The Afghan Interior Ministry said security forces had prevented a car bomb plot in Ghazni on the eve of the election. But there were no reports of significant incidents in the province Sunday, police said.

Afghanistan has been at war for the last 25 years, and more than 1,100 people have died in a stubborn insurgency this year. The 2005 toll includes at least 51 U.S. combat deaths. Suspected Taliban militants killed at least seven candidates and four election workers in the weeks before the vote.

More than 70,000 Afghan police officers and soldiers and about 30,000 foreign troops were able to limit violence to a few incidents, a significant victory against resurgent Taliban fighters and their extremist allies. This has been the deadliest year for U.S. combat forces in Afghanistan since the Taliban regime was removed in late 2001.

A French soldier was killed and another seriously wounded by a land mine blast Saturday in southern Afghanistan, the French Defense Ministry said.

A U.S. soldier and two Afghan troops were hurt Sunday when they came under small-arms and rocket-propelled-grenade fire on patrol near Salerno base, in Khowst province, which borders Pakistan. Attack helicopters provided close air support and two suspected guerrillas were killed, the U.S. military said.

U.S. and Afghan forces also fought off attacks in Nangarhar and Paktika provinces, which also border Pakistan. Afghan officials say Taliban militants frequently launch cross-border attacks from bases in Pakistan, a charge President Pervez Musharraf’s government denies.

Suspected Taliban fighters fired two rockets at a U.N. warehouse in Kabul on Sunday morning, injuring an Afghan worker. In Kunar province, where alleged Taliban forces killed 19 U.S. troops one day in June, attackers fired at polling stations in the Pec valley Sunday morning. But a quick reaction force of U.S. and Afghan troops moved in and voting carried on, Erben said.

In Ghazni, where Karzai won just over 51% of the vote last year, several voters said they were frustrated with the slow pace of reconstruction, and accused corrupt officials of lining their pockets with foreign aid money.
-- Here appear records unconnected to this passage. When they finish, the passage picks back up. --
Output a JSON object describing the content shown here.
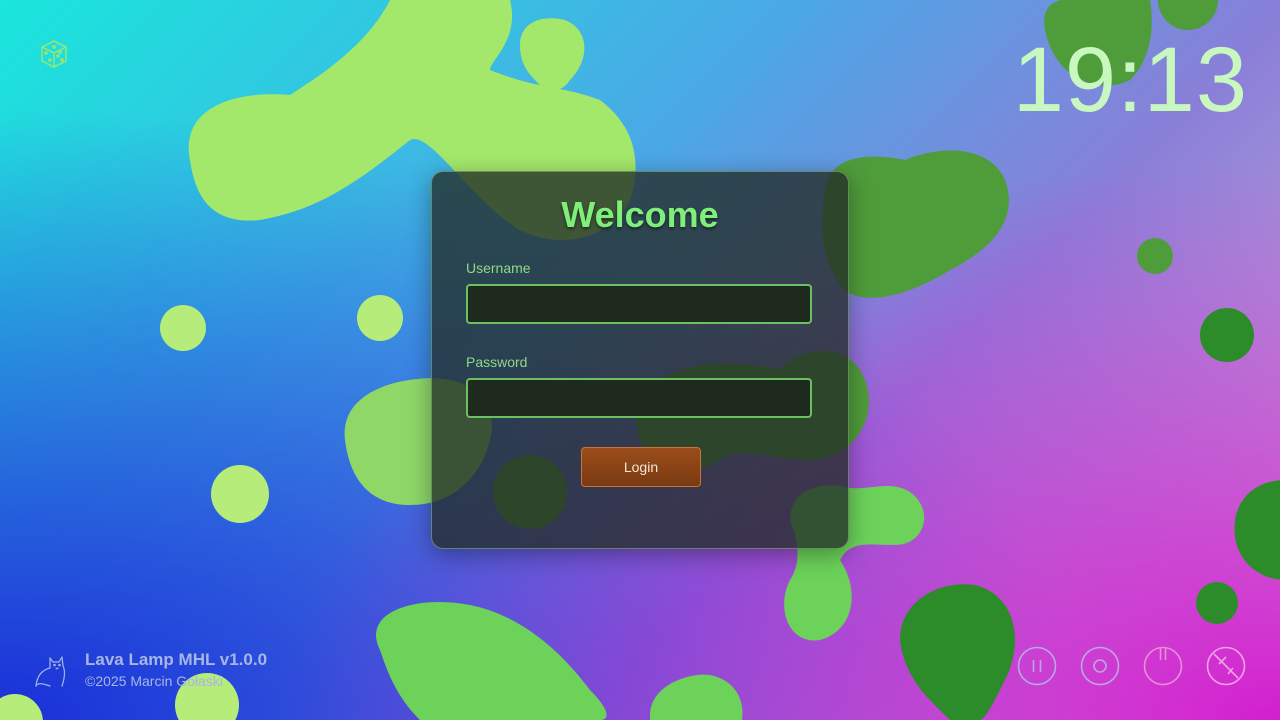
{
  "clock": {
    "time": "19:13"
  },
  "login": {
    "title": "Welcome",
    "username_label": "Username",
    "username_value": "",
    "password_label": "Password",
    "password_value": "",
    "login_button": "Login"
  },
  "footer": {
    "app_name": "Lava Lamp MHL v1.0.0",
    "copyright": "©2025 Marcin Gołaski"
  },
  "icons": {
    "top_left": "dice-icon",
    "footer_logo": "cat-icon",
    "controls": [
      "pause-icon",
      "record-icon",
      "power-icon",
      "no-sleep-icon"
    ]
  },
  "colors": {
    "accent_green": "#7ef07a",
    "clock": "#c9f7c0",
    "login_button": "#8a4418",
    "power_pink": "#e58fd8"
  }
}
The new parliament should force Karzai to do more for a region where the Taliban is growing in strength, they insisted.


“I think the slow process of development will persuade the people to join the Taliban,” said Abdullah, 45, who, like many Afghans, uses only one name.

In Rawza village, just outside Ghazni, voters complained that electricity was too expensive and only came on for two hours a night.

Apart from repairing the highway linking Kabul to Kandahar, and building up the national army, the government has done little to help the area, said Mohammed Yousuf, 55.

“Nobody cares about the poor,” he said. “They only care for the rich.”

A total of 76 parties had candidates in the election, and Afghan analysts expected no party or alliance to win enough seats to dominate the House of the People.

Instead, bitter enemies including communists, former Taliban members and former guerrilla fighters are likely to squabble with one another and Karzai’s government.

The provincial councils and district councils will choose two-thirds of the members of the upper house. Karzai will appoint a third of that chamber.


Staff writer Richard A. Serrano in Washington and special correspondent Wesal Zaman in Kabul contributed to this report.